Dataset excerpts

===

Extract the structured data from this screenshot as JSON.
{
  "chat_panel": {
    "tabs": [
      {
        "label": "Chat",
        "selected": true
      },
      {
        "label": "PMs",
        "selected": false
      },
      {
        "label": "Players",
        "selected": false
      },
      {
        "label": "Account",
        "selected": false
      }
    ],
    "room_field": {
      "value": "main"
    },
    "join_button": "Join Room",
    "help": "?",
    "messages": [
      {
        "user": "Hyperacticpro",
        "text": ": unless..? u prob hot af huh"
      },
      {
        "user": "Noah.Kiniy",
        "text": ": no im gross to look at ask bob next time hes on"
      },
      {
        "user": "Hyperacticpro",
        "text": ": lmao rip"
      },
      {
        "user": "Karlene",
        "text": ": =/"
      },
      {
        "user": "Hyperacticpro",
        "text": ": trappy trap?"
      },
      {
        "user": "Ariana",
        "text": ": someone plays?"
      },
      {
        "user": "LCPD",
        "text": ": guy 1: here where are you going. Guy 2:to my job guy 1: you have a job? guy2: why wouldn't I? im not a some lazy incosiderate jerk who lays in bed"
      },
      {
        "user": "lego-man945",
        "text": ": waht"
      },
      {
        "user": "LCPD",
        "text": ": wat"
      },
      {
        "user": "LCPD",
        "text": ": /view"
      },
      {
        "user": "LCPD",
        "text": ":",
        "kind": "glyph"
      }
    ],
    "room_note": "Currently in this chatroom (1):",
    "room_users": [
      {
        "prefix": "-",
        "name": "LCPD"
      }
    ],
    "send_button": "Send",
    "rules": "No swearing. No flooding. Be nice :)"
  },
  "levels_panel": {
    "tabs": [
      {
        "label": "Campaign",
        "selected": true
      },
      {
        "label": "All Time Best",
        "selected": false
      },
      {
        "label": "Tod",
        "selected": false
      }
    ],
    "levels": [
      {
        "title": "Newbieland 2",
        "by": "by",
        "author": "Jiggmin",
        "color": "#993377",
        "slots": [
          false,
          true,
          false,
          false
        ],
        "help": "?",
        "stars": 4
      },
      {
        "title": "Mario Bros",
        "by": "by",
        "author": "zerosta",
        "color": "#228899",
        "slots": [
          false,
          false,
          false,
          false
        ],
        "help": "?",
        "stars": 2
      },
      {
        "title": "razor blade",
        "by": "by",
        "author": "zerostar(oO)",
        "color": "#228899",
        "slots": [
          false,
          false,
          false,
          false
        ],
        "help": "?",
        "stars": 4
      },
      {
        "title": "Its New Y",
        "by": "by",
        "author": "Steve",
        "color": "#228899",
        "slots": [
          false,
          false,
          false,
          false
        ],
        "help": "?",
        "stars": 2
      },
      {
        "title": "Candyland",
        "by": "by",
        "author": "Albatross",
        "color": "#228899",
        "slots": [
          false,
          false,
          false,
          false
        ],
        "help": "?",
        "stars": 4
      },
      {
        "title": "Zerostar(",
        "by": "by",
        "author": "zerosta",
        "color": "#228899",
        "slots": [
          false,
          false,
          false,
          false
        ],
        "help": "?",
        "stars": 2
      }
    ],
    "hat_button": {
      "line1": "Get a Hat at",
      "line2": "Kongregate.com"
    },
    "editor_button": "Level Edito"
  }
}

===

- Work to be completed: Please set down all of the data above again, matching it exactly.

- Response to the task:
Extract the structured data from this screenshot as JSON.
{
  "chat_panel": {
    "tabs": [
      {
        "label": "Chat",
        "selected": true
      },
      {
        "label": "PMs",
        "selected": false
      },
      {
        "label": "Players",
        "selected": false
      },
      {
        "label": "Account",
        "selected": false
      }
    ],
    "room_field": {
      "value": "main"
    },
    "join_button": "Join Room",
    "help": "?",
    "messages": [
      {
        "user": "Hyperacticpro",
        "text": ": unless..? u prob hot af huh"
      },
      {
        "user": "Noah.Kiniy",
        "text": ": no im gross to look at ask bob next time hes on"
      },
      {
        "user": "Hyperacticpro",
        "text": ": lmao rip"
      },
      {
        "user": "Karlene",
        "text": ": =/"
      },
      {
        "user": "Hyperacticpro",
        "text": ": trappy trap?"
      },
      {
        "user": "Ariana",
        "text": ": someone plays?"
      },
      {
        "user": "LCPD",
        "text": ": guy 1: here where are you going. Guy 2:to my job guy 1: you have a job? guy2: why wouldn't I? im not a some lazy incosiderate jerk who lays in bed"
      },
      {
        "user": "lego-man945",
        "text": ": waht"
      },
      {
        "user": "LCPD",
        "text": ": wat"
      },
      {
        "user": "LCPD",
        "text": ": /view"
      },
      {
        "user": "LCPD",
        "text": ":",
        "kind": "glyph"
      }
    ],
    "room_note": "Currently in this chatroom (1):",
    "room_users": [
      {
        "prefix": "-",
        "name": "LCPD"
      }
    ],
    "send_button": "Send",
    "rules": "No swearing. No flooding. Be nice :)"
  },
  "levels_panel": {
    "tabs": [
      {
        "label": "Campaign",
        "selected": true
      },
      {
        "label": "All Time Best",
        "selected": false
      },
      {
        "label": "Tod",
        "selected": false
      }
    ],
    "levels": [
      {
        "title": "Newbieland 2",
        "by": "by",
        "author": "Jiggmin",
        "color": "#993377",
        "slots": [
          false,
          true,
          false,
          false
        ],
        "help": "?",
        "stars": 4
      },
      {
        "title": "Mario Bros",
        "by": "by",
        "author": "zerosta",
        "color": "#228899",
        "slots": [
          false,
          false,
          false,
          false
        ],
        "help": "?",
        "stars": 2
      },
      {
        "title": "razor blade",
        "by": "by",
        "author": "zerostar(oO)",
        "color": "#228899",
        "slots": [
          false,
          false,
          false,
          false
        ],
        "help": "?",
        "stars": 4
      },
      {
        "title": "Its New Y",
        "by": "by",
        "author": "Steve",
        "color": "#228899",
        "slots": [
          false,
          false,
          false,
          false
        ],
        "help": "?",
        "stars": 2
      },
      {
        "title": "Candyland",
        "by": "by",
        "author": "Albatross",
        "color": "#228899",
        "slots": [
          false,
          false,
          false,
          false
        ],
        "help": "?",
        "stars": 4
      },
      {
        "title": "Zerostar(",
        "by": "by",
        "author": "zerosta",
        "color": "#228899",
        "slots": [
          false,
          false,
          false,
          false
        ],
        "help": "?",
        "stars": 2
      }
    ],
    "hat_button": {
      "line1": "Get a Hat at",
      "line2": "Kongregate.com"
    },
    "editor_button": "Level Edito"
  }
}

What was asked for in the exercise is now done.